TASK STATEMENT — Without the pictures, write the listing out again exactly as it appears.
_ _ _
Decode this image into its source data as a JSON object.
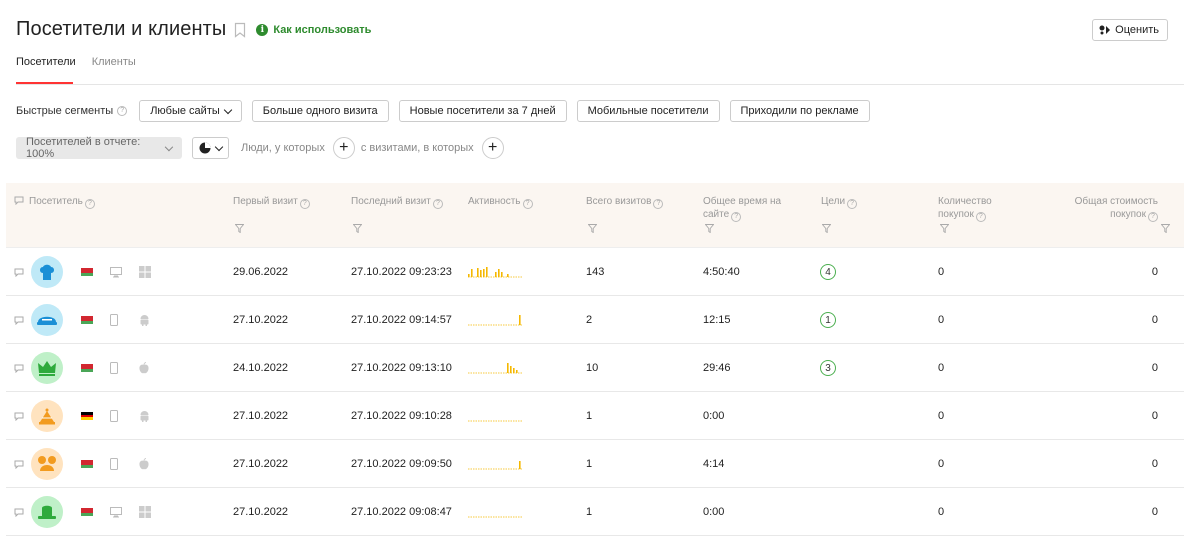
{
  "header": {
    "title": "Посетители и клиенты",
    "howto_label": "Как использовать",
    "rate_label": "Оценить"
  },
  "tabs": [
    {
      "label": "Посетители",
      "active": true
    },
    {
      "label": "Клиенты",
      "active": false
    }
  ],
  "segments": {
    "label": "Быстрые сегменты",
    "sites_dropdown": "Любые сайты",
    "buttons": [
      "Больше одного визита",
      "Новые посетители за 7 дней",
      "Мобильные посетители",
      "Приходили по рекламе"
    ]
  },
  "filters": {
    "percent_label": "Посетителей в отчете: 100%",
    "people_text": "Люди, у которых",
    "visits_text": "с визитами, в которых"
  },
  "table": {
    "headers": {
      "visitor": "Посетитель",
      "first_visit": "Первый визит",
      "last_visit": "Последний визит",
      "activity": "Активность",
      "total_visits": "Всего визитов",
      "total_time_1": "Общее время на",
      "total_time_2": "сайте",
      "goals": "Цели",
      "purchases_1": "Количество",
      "purchases_2": "покупок",
      "cost_1": "Общая стоимость",
      "cost_2": "покупок"
    },
    "rows": [
      {
        "avatar_icon": "chef-hat-icon",
        "avatar_bg": "#bfe9f7",
        "avatar_color": "#1a8fd6",
        "flag": "belarus",
        "device": "desktop",
        "os": "windows",
        "first_visit": "29.06.2022",
        "last_visit": "27.10.2022 09:23:23",
        "activity": [
          3,
          8,
          0,
          9,
          7,
          8,
          10,
          0,
          0,
          5,
          8,
          5,
          0,
          3
        ],
        "visits": "143",
        "time": "4:50:40",
        "goals": "4",
        "purchases": "0",
        "cost": "0"
      },
      {
        "avatar_icon": "captain-hat-icon",
        "avatar_bg": "#bfe9f7",
        "avatar_color": "#1a8fd6",
        "flag": "belarus",
        "device": "mobile",
        "os": "android",
        "first_visit": "27.10.2022",
        "last_visit": "27.10.2022 09:14:57",
        "activity": [
          0,
          0,
          0,
          0,
          0,
          0,
          0,
          0,
          0,
          0,
          0,
          0,
          0,
          0,
          0,
          0,
          0,
          10
        ],
        "visits": "2",
        "time": "12:15",
        "goals": "1",
        "purchases": "0",
        "cost": "0"
      },
      {
        "avatar_icon": "crown-icon",
        "avatar_bg": "#bff0c8",
        "avatar_color": "#2eaa3c",
        "flag": "belarus",
        "device": "mobile",
        "os": "apple",
        "first_visit": "24.10.2022",
        "last_visit": "27.10.2022 09:13:10",
        "activity": [
          0,
          0,
          0,
          0,
          0,
          0,
          0,
          0,
          0,
          0,
          0,
          0,
          0,
          10,
          7,
          5,
          3
        ],
        "visits": "10",
        "time": "29:46",
        "goals": "3",
        "purchases": "0",
        "cost": "0"
      },
      {
        "avatar_icon": "cake-icon",
        "avatar_bg": "#ffe3bf",
        "avatar_color": "#f29b1f",
        "flag": "germany",
        "device": "mobile",
        "os": "android",
        "first_visit": "27.10.2022",
        "last_visit": "27.10.2022 09:10:28",
        "activity": [],
        "visits": "1",
        "time": "0:00",
        "goals": "",
        "purchases": "0",
        "cost": "0"
      },
      {
        "avatar_icon": "mouse-ears-icon",
        "avatar_bg": "#ffe3bf",
        "avatar_color": "#f29b1f",
        "flag": "belarus",
        "device": "mobile",
        "os": "apple",
        "first_visit": "27.10.2022",
        "last_visit": "27.10.2022 09:09:50",
        "activity": [
          0,
          0,
          0,
          0,
          0,
          0,
          0,
          0,
          0,
          0,
          0,
          0,
          0,
          0,
          0,
          0,
          0,
          8
        ],
        "visits": "1",
        "time": "4:14",
        "goals": "",
        "purchases": "0",
        "cost": "0"
      },
      {
        "avatar_icon": "green-hat-icon",
        "avatar_bg": "#bff0c8",
        "avatar_color": "#2eaa3c",
        "flag": "belarus",
        "device": "desktop",
        "os": "windows",
        "first_visit": "27.10.2022",
        "last_visit": "27.10.2022 09:08:47",
        "activity": [],
        "visits": "1",
        "time": "0:00",
        "goals": "",
        "purchases": "0",
        "cost": "0"
      }
    ]
  }
}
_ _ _
WORKED SOLUTION —
Decode this image into its source data as a JSON object.
{
  "header": {
    "title": "Посетители и клиенты",
    "howto_label": "Как использовать",
    "rate_label": "Оценить"
  },
  "tabs": [
    {
      "label": "Посетители",
      "active": true
    },
    {
      "label": "Клиенты",
      "active": false
    }
  ],
  "segments": {
    "label": "Быстрые сегменты",
    "sites_dropdown": "Любые сайты",
    "buttons": [
      "Больше одного визита",
      "Новые посетители за 7 дней",
      "Мобильные посетители",
      "Приходили по рекламе"
    ]
  },
  "filters": {
    "percent_label": "Посетителей в отчете: 100%",
    "people_text": "Люди, у которых",
    "visits_text": "с визитами, в которых"
  },
  "table": {
    "headers": {
      "visitor": "Посетитель",
      "first_visit": "Первый визит",
      "last_visit": "Последний визит",
      "activity": "Активность",
      "total_visits": "Всего визитов",
      "total_time_1": "Общее время на",
      "total_time_2": "сайте",
      "goals": "Цели",
      "purchases_1": "Количество",
      "purchases_2": "покупок",
      "cost_1": "Общая стоимость",
      "cost_2": "покупок"
    },
    "rows": [
      {
        "avatar_icon": "chef-hat-icon",
        "avatar_bg": "#bfe9f7",
        "avatar_color": "#1a8fd6",
        "flag": "belarus",
        "device": "desktop",
        "os": "windows",
        "first_visit": "29.06.2022",
        "last_visit": "27.10.2022 09:23:23",
        "activity": [
          3,
          8,
          0,
          9,
          7,
          8,
          10,
          0,
          0,
          5,
          8,
          5,
          0,
          3
        ],
        "visits": "143",
        "time": "4:50:40",
        "goals": "4",
        "purchases": "0",
        "cost": "0"
      },
      {
        "avatar_icon": "captain-hat-icon",
        "avatar_bg": "#bfe9f7",
        "avatar_color": "#1a8fd6",
        "flag": "belarus",
        "device": "mobile",
        "os": "android",
        "first_visit": "27.10.2022",
        "last_visit": "27.10.2022 09:14:57",
        "activity": [
          0,
          0,
          0,
          0,
          0,
          0,
          0,
          0,
          0,
          0,
          0,
          0,
          0,
          0,
          0,
          0,
          0,
          10
        ],
        "visits": "2",
        "time": "12:15",
        "goals": "1",
        "purchases": "0",
        "cost": "0"
      },
      {
        "avatar_icon": "crown-icon",
        "avatar_bg": "#bff0c8",
        "avatar_color": "#2eaa3c",
        "flag": "belarus",
        "device": "mobile",
        "os": "apple",
        "first_visit": "24.10.2022",
        "last_visit": "27.10.2022 09:13:10",
        "activity": [
          0,
          0,
          0,
          0,
          0,
          0,
          0,
          0,
          0,
          0,
          0,
          0,
          0,
          10,
          7,
          5,
          3
        ],
        "visits": "10",
        "time": "29:46",
        "goals": "3",
        "purchases": "0",
        "cost": "0"
      },
      {
        "avatar_icon": "cake-icon",
        "avatar_bg": "#ffe3bf",
        "avatar_color": "#f29b1f",
        "flag": "germany",
        "device": "mobile",
        "os": "android",
        "first_visit": "27.10.2022",
        "last_visit": "27.10.2022 09:10:28",
        "activity": [],
        "visits": "1",
        "time": "0:00",
        "goals": "",
        "purchases": "0",
        "cost": "0"
      },
      {
        "avatar_icon": "mouse-ears-icon",
        "avatar_bg": "#ffe3bf",
        "avatar_color": "#f29b1f",
        "flag": "belarus",
        "device": "mobile",
        "os": "apple",
        "first_visit": "27.10.2022",
        "last_visit": "27.10.2022 09:09:50",
        "activity": [
          0,
          0,
          0,
          0,
          0,
          0,
          0,
          0,
          0,
          0,
          0,
          0,
          0,
          0,
          0,
          0,
          0,
          8
        ],
        "visits": "1",
        "time": "4:14",
        "goals": "",
        "purchases": "0",
        "cost": "0"
      },
      {
        "avatar_icon": "green-hat-icon",
        "avatar_bg": "#bff0c8",
        "avatar_color": "#2eaa3c",
        "flag": "belarus",
        "device": "desktop",
        "os": "windows",
        "first_visit": "27.10.2022",
        "last_visit": "27.10.2022 09:08:47",
        "activity": [],
        "visits": "1",
        "time": "0:00",
        "goals": "",
        "purchases": "0",
        "cost": "0"
      }
    ]
  }
}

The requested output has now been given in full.